We hope that the sounds and images and texst and how is this put together will provide a certain experience. We hope you will feel strongly about it, take some distance, and then experience it even stronger; welcome to mixtapeproject.net!

About MixTape by Vesna Pavlović

This project was initiated by Vesna Pavlović in 2018 as the artistic reflection of the turbulent periods of Yugoslav and post-Yugoslav history, during which the author was engaged in documentary photography. Realizing the role of sound while going trough her photographic archives, Pavlović, who was also a rare music photographer to document the progressive music scene from the period, decided to revisit this historical experience in a specific way.

The MixTape by Vesna Pavlović project had so far produced the two exhibitions and a “listening party”, the twelve music covers of the songs of Yugoslav rock and pop artists reimagined by the participants of the Nashville contemporary scene, the cassette tape, the concert and a concert video, and the two critical essays. It was presented trough the series of exhibitions and events in Zeitgeist Gallery, Nashville (2018) and MARSH/Student Cultural Center Belgrade (2019). After revisiting and reviving the original technologies used in the production of the original materials (analog photography, cassette tapes, ghetto blasters and the legendary “walkmans”), all this is now made available on the latest platform to continue the project, the website mixtapeproject.net.

Original music on MixTape by Boye, Darkwood Dub, Ekatarina Velika, Haustor, Jarboli, Laibach, Neočekivana sila koja se iznenada pojavljuje i rešava stvar, Obojeni Program, Oružjem protivu otmičara, Partibrejkers, Plejboj, Vlada Divljan, Idoli (Ex-Yu)

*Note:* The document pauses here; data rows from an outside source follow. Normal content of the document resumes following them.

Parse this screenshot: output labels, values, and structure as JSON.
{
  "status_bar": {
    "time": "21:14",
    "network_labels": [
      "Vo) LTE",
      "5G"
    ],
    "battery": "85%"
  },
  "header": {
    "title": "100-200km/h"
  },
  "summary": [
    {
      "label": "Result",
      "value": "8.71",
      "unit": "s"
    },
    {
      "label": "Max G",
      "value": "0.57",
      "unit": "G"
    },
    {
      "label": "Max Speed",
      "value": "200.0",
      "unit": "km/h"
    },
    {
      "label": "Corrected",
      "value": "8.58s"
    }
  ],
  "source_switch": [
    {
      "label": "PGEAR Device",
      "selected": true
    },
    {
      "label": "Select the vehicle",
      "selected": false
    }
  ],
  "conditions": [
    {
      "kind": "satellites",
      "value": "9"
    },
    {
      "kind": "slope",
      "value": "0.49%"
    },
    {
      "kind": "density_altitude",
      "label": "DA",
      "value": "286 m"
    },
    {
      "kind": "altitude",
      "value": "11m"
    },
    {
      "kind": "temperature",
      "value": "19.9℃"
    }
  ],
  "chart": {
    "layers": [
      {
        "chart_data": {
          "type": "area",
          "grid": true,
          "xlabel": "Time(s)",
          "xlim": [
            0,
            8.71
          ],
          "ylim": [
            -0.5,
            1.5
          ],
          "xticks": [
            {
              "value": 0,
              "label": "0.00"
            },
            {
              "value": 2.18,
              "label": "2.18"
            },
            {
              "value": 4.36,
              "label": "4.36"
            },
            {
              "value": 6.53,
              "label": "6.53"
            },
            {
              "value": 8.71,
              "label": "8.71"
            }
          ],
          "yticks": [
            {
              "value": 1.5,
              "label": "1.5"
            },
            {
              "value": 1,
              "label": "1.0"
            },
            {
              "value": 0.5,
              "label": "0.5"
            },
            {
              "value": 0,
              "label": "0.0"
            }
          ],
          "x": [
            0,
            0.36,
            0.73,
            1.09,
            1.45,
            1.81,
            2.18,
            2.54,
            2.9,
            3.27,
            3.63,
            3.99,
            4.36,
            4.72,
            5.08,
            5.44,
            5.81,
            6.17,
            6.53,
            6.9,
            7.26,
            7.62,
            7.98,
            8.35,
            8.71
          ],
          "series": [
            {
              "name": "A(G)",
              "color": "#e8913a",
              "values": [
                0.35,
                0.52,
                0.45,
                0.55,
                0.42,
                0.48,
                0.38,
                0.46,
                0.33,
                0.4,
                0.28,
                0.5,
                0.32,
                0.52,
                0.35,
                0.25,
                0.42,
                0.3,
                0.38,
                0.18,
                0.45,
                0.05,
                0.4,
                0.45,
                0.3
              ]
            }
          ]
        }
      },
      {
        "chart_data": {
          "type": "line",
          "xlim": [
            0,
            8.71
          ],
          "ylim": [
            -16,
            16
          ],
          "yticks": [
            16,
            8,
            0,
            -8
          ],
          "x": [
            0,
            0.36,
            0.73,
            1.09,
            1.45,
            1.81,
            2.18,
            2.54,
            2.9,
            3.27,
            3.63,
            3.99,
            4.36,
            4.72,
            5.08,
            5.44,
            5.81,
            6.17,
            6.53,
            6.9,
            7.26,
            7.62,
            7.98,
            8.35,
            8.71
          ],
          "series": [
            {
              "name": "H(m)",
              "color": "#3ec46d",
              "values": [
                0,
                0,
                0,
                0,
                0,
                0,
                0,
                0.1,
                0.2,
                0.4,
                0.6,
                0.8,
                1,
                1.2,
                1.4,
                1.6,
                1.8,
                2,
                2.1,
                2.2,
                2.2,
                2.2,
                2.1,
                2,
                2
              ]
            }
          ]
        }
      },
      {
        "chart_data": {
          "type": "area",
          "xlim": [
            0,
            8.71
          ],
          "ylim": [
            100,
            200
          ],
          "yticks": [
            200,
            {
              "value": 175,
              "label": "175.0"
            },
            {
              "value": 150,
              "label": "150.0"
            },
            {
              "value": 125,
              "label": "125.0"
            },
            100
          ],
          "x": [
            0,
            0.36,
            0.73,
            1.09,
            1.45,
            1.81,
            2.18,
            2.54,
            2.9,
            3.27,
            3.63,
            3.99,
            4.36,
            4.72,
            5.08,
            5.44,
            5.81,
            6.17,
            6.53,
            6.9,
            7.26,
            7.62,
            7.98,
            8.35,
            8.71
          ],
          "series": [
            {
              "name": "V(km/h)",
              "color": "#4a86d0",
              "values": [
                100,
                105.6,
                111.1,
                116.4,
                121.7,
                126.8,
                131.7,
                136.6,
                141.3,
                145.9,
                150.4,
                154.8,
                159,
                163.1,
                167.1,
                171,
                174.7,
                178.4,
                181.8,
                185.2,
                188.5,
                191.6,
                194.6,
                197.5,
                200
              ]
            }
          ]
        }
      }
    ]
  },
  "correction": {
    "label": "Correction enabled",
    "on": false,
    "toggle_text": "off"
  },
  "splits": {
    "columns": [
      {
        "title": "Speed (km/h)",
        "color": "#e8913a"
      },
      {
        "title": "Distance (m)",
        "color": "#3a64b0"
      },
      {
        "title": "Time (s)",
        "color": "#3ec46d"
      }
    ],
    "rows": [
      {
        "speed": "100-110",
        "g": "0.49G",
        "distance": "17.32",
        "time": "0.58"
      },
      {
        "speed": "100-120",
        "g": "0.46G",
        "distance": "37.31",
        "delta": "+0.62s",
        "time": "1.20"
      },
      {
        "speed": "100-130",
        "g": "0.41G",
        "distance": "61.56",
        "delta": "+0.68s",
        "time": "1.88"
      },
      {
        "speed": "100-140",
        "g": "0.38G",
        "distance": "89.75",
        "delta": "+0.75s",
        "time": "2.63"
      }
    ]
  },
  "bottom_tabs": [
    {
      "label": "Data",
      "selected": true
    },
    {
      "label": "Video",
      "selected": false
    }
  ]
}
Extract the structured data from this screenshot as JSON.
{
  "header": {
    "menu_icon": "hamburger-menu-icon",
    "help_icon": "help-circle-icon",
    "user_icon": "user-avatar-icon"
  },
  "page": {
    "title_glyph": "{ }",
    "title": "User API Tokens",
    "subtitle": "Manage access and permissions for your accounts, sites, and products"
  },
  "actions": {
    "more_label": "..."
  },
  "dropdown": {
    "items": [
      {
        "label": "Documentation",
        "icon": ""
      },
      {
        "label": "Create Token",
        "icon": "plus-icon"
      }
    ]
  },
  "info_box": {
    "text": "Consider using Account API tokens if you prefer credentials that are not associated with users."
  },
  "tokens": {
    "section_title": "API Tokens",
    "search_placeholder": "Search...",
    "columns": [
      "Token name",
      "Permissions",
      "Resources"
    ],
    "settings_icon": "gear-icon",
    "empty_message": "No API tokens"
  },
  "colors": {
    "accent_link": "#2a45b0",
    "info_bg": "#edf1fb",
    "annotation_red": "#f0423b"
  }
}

Performed in Serbo-Croatian and English by Country Music, Dumbsigns, Lambda Celsius, The Mute Group, Lylas, Patrick Damphier, The Robe, Sehr Modern, The Altered Statesman, The Styrofoam Winos, Sugar Sk_lls (Nashville)

MixTape music covers are produced by Loney John Hutchins, Music director, Cleftmusic

The essay, the exhibition talk, public events, and the website:  Vladimir Jerić Vlidi

Film by Bill Badi

An essay by prof. Milena Dragićević-Šesić

Graphic Design of the Cassette Cover:  Slavimir Stojanović Futro